Overall, the bond market was slightly weaker, with most segments in a tight range. Long-term Treasuries ended the month in positive territory, outperforming their shorter-term counterparts. Also positive were Treasury inflation-protected securities, perhaps due to the Fed minutes indicating several officials were rethinking whether the low inflation was, in fact, as “transitory” as they originally thought.1
Heavy issuance before year-end, and amid tax reform wrangling, may have dragged down the municipal bond market and contributed to its weak performance.
Source: US Department of the Treasury
The bottom line
Improving economic prospects in the US and abroad, as well as thoughts of a meaningful tax reform that could boost corporate profits, have kept markets singing. Don’t count on them carrying that tune forever, though—inevitably, it will change.
But when uncertainty grows louder, either due to fundamentals or simply when the calendar is packed with key events—the last week alone included a slew of economic data, Fed headlines, and tax reform news, to name a few—a diversified portfolio that reflects investors’ investment goals can be one’s guiding melody.
With year-end upon us, it can be tempting for investors to put their headphones on and check out for the holidays. But resisting that urge and making a couple of simple year-end moves may prove beneficial:

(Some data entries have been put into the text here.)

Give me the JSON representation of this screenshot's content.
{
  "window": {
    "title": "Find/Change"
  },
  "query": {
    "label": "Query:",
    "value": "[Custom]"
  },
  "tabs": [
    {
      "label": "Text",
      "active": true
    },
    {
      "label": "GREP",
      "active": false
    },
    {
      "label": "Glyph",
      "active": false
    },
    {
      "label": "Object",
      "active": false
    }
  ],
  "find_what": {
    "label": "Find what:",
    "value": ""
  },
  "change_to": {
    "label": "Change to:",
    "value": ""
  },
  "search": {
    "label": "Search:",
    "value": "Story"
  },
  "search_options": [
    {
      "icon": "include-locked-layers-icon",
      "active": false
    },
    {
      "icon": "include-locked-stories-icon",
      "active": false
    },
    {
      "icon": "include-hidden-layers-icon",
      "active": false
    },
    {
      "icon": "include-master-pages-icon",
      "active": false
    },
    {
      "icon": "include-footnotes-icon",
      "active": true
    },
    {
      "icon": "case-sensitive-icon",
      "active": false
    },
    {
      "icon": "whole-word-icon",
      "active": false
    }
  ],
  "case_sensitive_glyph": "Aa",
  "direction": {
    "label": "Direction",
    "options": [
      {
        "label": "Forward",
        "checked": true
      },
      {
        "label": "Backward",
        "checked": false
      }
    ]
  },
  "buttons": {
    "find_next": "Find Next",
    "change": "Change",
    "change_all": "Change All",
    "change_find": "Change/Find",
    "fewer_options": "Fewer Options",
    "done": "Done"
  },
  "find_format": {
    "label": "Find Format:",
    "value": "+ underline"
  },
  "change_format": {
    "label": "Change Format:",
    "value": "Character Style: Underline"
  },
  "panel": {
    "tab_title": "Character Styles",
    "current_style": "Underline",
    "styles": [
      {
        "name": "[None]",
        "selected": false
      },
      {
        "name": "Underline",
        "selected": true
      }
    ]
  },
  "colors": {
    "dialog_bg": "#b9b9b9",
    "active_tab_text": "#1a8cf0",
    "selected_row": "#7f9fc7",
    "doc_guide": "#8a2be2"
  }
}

- Review current asset allocation and, if needed, rebalance back to target.
- Make the most of retirement savings opportunities. If eligible, consider contributing to an individual retirement account outside of an employer-sponsored plan.
- And lastly, consider tax-loss harvesting in taxable accounts to potentially offset capital gains.
As always, thank you for reading.
Vice President, Investment Strategy
E*TRADE Capital Management, LLC
Andrew Cohen, CFA
Director, Investment Strategy
E*TRADE Capital Management, LLC
Mike Loewengart is the Vice President of Investment Strategy for E*TRADE Capital Management, LLC. Mike is responsible for the asset allocation and investment vehicle selections used in E*TRADE’s advisory platforms. Prior to joining E*TRADE in 2007, Mike was the Director of Investment Management for a large multinational asset management company, where he oversaw corporate pension plan assets. Early in his career, Mike was a research analyst focusing on investment manager due diligence for the consulting divisions of several high-profile investment firms. Mike holds series 7, 24, and 66 designations, as well as the Chartered Alternative Investment Analyst (CAIA) and Certified Investment Management Analyst (CIMA) designations. He is a graduate of Middlebury College with a degree in economics.
Andrew Cohen is a Director of Investment Strategy for E*TRADE Capital Management, LLC. Prior to joining E*TRADE, Andrew was the Director of Investments and Operations for a large Registered Investment Advisor, where his responsibilities included investment manager research, asset allocation, and portfolio construction. Previously, he was a Senior Research Analyst and Team Leader for a leading wealth management platform. He is a CFA charterholder and a member of both the New York Society of Security Analysts and CFA Institute. He is a graduate of Virginia Tech with a B.S. in Finance.
1. Minutes of the Federal Open Market Committee October 31–November 1, 2017. https://www.federalreserve.gov/monetarypolicy/files/fomcminutes20171101.pdf
2. Torres, Craigh. “Powell Says Case ‘Coming Together’ for December Rate Hike,” Bloomberg, 28 Nov. 2017. https://www.bloomberg.com/news/articles/2017-11-28/fed-s-powell-says-case-for-december-rate-hike-is-coming-together-jajv5cw0
3. Thomas, Lauren. “Retail stocks climb on the heels of Black Friday,” CNBC, 27 Nov. 2017. https://www.cnbc.com/2017/11/27/retail-stocks-climb-higher-on-the-heels-of-black-friday.html